Fusarium spp. are among the most important pathogen groups on soybeans. However, information regarding this genus on soybean seeds in the state of Kansas remains underexplored. Therefore, the goal of this study was to characterize the identity, frequency, and pathogenicity of soybean seedborne Fusarium spp. in the state of Kansas. For the identification and frequency of seedborne Fusarium spp., culture-dependent (i.e. semi-selective medium) and -independent (i.e. DNA metabarcoding) approaches were used. Also, information regarding the pathogenicity of the most common seedborne Fusarium spp. from soybeans was assessed to better understand their role as soybean pathogens. Overall, eleven Fusarium spp. were identified in this study. Semi-selective media showed that approximately 33% of soybean seed samples were infected with Fusarium spp. Moreover, Fusarium spp. were isolated from seed sampled from 80% of the locations in Kansas. Furthermore, a low incidence of Fusarium spp. was observed within infected seed samples and averaged 2%. Nine Fusarium spp. were found in soybean seeds using the culture-dependent approach. Fusarium semitectum was the most frequent, followed by F. proliferatum and F. verticillioides. Fusarium acuminatum, F. equiseti, F. fujikuroi, F. graminearum, F. oxysporum, and F. thapsinum were found in lower frequencies among naturally infected seeds. DNA metabarcoding experiments showed that Fusarium spp. are more frequent in soybean seeds than previously known. All asymptomatic soybean seeds analyzed, using Illumina MiSeq platform, showed the presence of the genus Fusarium including two pathogenic species, F. proliferatum and F. thapsinum. Fusarium acuminatum, F. merismoides, F. solani, F. semitectum, and Fusarium sp. were also identified using the culture-independent approach. Preliminary results also showed that F. proliferatum and F. thapsinum were observed in all three major soybean seed tissues: seed coat, cotyledons, and the embryo axis. Depending on the soybean genotype, inoculum potential and aggressiveness, F. proliferatum, F. graminearum, F. fujikuroi, F. oxysporum, F. semitectum, F. thapsinum, and F. verticillioides were pathogenic to soybean and negatively affect soybean seed quality, at different levels, in controlled conditions. Moreover, F. equiseti and F. acuminatum did not cause significant damage to soybean seeds and seedlings. Understanding seedborne Fusarium spp. and their influence on soybean seed and seedling diseases is critical for the development of effective disease control strategies, especially regarding early detection of pathogenic strains in seeds (i.e., seed health testing), ensuring the crop productivity, quality, and safety.

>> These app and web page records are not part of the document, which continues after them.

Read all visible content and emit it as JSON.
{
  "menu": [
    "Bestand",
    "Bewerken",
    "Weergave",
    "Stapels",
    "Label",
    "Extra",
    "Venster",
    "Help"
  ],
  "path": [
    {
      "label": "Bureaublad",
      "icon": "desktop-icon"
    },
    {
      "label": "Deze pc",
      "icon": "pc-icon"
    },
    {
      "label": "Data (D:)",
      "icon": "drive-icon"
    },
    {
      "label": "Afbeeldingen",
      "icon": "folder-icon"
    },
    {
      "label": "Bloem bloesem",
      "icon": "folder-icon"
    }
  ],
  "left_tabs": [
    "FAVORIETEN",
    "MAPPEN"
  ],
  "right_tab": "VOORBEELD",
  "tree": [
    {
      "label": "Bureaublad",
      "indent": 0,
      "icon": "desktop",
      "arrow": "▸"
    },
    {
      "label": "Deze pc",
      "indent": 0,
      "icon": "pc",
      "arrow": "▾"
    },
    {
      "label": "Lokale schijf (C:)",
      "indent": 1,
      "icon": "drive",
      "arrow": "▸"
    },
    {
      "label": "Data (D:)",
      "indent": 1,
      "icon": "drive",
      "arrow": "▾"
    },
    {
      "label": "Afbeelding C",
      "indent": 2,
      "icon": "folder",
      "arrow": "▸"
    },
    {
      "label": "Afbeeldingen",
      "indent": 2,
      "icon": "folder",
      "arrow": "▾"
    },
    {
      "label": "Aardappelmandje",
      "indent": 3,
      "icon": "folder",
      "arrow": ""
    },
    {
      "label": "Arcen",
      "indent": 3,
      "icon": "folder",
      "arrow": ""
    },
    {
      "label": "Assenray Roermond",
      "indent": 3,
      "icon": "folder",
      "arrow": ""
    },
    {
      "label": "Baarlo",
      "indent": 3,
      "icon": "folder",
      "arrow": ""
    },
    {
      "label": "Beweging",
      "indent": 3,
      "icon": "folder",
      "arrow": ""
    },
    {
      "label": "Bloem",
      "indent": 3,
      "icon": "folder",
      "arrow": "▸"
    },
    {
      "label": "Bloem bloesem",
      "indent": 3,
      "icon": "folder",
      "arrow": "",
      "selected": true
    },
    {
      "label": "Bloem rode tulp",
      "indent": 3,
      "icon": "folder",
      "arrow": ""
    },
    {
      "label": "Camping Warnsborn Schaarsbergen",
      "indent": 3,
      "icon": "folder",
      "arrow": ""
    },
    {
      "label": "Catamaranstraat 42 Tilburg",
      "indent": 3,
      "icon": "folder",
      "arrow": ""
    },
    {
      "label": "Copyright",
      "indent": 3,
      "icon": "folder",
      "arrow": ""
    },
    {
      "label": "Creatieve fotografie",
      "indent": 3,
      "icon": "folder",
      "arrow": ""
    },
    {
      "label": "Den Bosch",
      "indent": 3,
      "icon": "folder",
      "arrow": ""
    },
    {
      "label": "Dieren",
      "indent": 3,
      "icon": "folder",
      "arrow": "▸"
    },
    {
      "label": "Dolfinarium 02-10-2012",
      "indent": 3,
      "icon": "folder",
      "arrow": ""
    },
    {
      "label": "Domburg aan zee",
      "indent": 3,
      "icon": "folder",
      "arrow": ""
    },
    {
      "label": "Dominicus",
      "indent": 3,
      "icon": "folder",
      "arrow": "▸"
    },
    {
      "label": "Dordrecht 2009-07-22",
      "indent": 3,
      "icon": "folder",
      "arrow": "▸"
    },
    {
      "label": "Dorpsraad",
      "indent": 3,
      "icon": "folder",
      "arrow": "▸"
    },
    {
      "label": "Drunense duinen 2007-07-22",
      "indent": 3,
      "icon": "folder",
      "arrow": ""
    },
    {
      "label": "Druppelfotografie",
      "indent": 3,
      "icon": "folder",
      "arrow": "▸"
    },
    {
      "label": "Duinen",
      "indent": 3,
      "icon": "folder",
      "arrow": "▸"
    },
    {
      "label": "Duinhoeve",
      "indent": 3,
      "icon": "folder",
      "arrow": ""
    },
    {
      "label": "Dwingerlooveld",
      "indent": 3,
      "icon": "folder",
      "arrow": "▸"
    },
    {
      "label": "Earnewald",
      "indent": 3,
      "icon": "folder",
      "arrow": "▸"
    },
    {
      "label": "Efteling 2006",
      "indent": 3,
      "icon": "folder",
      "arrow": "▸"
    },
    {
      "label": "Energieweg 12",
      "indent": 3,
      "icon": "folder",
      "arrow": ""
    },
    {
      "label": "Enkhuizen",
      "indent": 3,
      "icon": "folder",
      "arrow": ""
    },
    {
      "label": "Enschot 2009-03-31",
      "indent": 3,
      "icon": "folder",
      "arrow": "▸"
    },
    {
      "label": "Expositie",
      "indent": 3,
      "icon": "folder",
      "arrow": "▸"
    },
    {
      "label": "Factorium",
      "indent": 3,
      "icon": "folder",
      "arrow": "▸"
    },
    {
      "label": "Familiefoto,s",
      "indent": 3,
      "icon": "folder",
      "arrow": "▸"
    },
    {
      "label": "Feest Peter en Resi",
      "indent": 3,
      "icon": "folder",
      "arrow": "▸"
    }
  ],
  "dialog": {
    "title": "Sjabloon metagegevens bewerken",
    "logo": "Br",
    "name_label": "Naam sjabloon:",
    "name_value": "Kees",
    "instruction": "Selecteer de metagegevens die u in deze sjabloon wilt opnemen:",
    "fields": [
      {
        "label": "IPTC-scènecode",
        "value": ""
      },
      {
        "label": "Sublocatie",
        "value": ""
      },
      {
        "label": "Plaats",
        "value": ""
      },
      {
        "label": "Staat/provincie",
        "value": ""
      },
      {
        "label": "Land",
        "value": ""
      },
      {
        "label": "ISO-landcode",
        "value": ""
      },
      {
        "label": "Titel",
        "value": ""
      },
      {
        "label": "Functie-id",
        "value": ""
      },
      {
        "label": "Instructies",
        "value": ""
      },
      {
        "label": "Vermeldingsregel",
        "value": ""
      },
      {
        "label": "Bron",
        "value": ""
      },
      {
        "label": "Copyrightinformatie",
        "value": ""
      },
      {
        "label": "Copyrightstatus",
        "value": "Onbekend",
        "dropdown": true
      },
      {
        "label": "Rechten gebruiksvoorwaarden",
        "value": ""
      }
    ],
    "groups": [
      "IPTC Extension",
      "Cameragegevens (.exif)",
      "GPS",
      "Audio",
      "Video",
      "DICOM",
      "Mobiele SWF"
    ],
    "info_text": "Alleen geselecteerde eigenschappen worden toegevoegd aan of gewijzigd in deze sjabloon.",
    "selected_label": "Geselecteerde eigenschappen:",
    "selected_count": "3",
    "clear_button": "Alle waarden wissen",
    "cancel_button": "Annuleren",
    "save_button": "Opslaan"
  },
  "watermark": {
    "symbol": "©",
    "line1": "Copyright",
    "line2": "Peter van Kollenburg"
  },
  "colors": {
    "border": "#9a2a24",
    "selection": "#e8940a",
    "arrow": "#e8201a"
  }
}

Soybean, Seed quality, Seedborne pathogens, Seed mycobiome, Fusarium spp.

Graduation Month



Doctor of Philosophy


Department of Plant Pathology

Major Professor

Christopher R. Little